Now divisions based upon race, gender, sexual orientation and age are in my opinion a serious threat to our political life, and I have never been comfortable with campaigns that try to exploit them, as the Democrats this year certainly did.  (The Republicans didn't have to do much to exploit them, since the presence of Barack Obama in the White House was, sadly, all they needed.)  But politics is about winning, and I suppose that I wouldn't be complaining so loudly if the strategy had been successful.  But it wasn't.  Those issues weren't big enough to get people to the polls in sufficient numbers, not only in red states but even here in Massachusetts, where Republican Charlie Baker will indeed be our new governor.  Gay rights are making such rapid advances that they won't be much of a rallying cry for much longer, and the anti-abortion movement is increasing its strength in the red states, where Democrats are nearing extinction in any case, without making any inroads in blue ones.  It has just occurred to me that there is also an interesting paradox on the racial front.  Republicans keep coming up with young black candidates, the latest of which, Tim Scott, won election to the Senate in South Carolina.  But Democrats have no obvious successor to Barack Obama, partly because so many of their black office-holders are Congressmen from totally safe districts who have been in Washington for many years. 

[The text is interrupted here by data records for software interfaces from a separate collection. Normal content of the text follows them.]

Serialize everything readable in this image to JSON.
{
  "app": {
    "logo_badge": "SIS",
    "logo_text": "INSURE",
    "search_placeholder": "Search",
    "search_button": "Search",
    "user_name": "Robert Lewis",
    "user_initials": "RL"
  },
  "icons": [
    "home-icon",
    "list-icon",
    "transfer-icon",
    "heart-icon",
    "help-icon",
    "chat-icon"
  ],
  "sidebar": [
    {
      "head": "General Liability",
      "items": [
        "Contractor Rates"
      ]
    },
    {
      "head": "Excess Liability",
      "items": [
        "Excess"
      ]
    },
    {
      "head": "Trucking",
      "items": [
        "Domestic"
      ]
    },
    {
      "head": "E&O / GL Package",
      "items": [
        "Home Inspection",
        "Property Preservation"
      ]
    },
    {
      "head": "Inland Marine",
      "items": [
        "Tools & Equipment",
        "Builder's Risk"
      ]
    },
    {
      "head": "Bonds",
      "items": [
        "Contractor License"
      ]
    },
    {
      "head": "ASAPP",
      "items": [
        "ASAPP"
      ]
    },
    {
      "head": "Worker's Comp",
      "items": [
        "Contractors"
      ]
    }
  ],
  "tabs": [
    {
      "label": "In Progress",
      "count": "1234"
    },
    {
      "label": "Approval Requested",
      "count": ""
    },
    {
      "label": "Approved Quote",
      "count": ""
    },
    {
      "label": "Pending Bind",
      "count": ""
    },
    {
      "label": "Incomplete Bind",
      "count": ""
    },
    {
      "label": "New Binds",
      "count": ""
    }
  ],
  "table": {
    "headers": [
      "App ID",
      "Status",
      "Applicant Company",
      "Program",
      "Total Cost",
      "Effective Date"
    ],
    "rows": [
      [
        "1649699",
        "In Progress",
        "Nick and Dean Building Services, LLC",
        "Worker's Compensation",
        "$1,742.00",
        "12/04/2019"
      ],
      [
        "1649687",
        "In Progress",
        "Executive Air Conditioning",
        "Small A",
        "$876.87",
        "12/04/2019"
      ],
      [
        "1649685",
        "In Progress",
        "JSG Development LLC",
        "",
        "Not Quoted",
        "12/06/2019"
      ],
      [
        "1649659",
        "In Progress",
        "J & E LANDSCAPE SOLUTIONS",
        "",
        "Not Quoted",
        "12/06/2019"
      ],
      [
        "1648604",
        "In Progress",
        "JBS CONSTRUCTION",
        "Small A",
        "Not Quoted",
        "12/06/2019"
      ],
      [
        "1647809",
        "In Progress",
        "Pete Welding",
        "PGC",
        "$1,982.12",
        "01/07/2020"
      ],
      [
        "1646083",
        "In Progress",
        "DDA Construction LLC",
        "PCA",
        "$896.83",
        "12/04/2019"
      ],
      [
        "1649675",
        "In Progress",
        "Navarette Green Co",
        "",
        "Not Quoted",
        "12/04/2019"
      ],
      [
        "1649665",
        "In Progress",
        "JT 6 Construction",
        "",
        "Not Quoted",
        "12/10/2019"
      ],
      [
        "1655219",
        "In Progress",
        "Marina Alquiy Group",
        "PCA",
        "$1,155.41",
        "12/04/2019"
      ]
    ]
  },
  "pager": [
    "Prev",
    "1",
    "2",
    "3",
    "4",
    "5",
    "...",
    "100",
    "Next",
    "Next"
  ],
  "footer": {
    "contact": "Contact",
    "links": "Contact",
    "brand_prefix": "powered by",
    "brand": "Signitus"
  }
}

The fall-off in the youth movement is both serious and entirely predictable.  Young people tend to turn away from their parents' favorite issues, and today's young people need debt relief and good jobs.  These the Obama Administration has not been able to provide.  For the whole of my adult lifetime the Democratic Party, to say nothing of Democratic media outlets, has been dominated by people who regarded the principles of the New Deal as self-evident truths, even though they did a great deal to help undermine them in practice.  Today's young voters have no memory of the New Deal or Great Society and learned virtually nothing about them in school.  I will always believe that they could have been mobilized behind a real jobs agenda in the first two years of the Obama generation, but that did not happen.  In short, they have no compelling reason to vote Democratic.

The Republicans need only one more election to ratify the supremacy of their economic ideas and turn them into the new national consensus.  That isn't as easy as it sounds, since they will need an acceptable national candidate.  Perhaps this was always likely.  Republican Boomers on campus and elsewhere felt like an embattled minority in the 1960s and 1970s, and they tried harder while their Democratic counterparts forgot about our parents' legacy.  The Republicans, as I noted on Monday (see below), have waged an unrelenting struggle for their ideas on many fronts at least since the 1980s.   This is their latest success.  It may not be their last one.

Monday, November 03, 2014